To do ->
Copy out all lines of the material below in which "time" occurs.

Information shown ->
+ + + + +
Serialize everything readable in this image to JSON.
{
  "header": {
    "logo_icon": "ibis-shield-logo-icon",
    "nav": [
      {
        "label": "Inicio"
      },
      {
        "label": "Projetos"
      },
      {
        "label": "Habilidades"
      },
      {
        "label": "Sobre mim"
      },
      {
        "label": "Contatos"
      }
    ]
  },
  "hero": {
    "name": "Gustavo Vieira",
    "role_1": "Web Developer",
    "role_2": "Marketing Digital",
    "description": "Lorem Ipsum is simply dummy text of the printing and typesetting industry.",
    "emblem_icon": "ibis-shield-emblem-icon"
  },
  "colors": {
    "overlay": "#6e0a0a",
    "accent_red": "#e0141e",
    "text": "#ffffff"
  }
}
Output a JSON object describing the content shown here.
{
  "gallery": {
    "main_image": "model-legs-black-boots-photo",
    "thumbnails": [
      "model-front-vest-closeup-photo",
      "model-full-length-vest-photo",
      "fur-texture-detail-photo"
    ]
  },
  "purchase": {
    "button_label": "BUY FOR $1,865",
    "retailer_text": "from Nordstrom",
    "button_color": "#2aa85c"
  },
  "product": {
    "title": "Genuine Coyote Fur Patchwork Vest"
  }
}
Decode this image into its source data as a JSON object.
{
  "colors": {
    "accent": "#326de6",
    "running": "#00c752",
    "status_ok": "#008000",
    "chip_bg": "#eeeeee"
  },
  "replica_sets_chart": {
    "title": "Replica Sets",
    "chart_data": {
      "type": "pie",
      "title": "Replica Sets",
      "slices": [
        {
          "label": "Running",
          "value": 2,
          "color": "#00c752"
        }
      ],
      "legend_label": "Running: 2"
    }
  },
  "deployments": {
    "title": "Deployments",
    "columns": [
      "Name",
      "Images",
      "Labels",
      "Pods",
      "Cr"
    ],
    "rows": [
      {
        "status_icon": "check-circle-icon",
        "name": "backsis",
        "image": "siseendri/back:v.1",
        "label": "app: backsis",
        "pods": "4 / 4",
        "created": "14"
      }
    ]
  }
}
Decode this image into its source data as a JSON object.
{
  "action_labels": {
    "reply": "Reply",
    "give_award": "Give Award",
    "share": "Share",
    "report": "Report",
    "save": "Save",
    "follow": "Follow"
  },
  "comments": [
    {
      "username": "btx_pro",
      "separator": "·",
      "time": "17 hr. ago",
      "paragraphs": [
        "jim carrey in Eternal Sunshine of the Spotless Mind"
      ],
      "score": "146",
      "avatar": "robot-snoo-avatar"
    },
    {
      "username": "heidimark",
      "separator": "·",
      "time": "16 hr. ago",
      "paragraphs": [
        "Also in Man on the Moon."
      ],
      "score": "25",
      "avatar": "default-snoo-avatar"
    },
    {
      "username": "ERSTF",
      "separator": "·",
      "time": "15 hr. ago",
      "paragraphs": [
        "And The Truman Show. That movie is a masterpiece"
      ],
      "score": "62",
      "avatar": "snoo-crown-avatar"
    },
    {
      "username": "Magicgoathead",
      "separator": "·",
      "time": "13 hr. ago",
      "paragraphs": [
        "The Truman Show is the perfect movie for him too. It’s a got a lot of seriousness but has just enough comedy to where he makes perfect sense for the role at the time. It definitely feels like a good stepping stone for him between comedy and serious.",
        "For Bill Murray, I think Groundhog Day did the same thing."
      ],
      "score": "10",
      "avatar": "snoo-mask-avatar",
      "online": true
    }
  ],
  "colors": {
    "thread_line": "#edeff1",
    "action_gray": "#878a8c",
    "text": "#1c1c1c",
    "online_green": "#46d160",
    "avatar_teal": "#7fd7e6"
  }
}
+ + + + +
Solution below ->
      "time": "17 hr. ago",
      "time": "16 hr. ago",
      "time": "15 hr. ago",
      "time": "13 hr. ago",
        "The Truman Show is the perfect movie for him too. It’s a got a lot of seriousness but has just enough comedy to where he makes perfect sense for the role at the time. It definitely feels like a good stepping stone for him between comedy and serious.",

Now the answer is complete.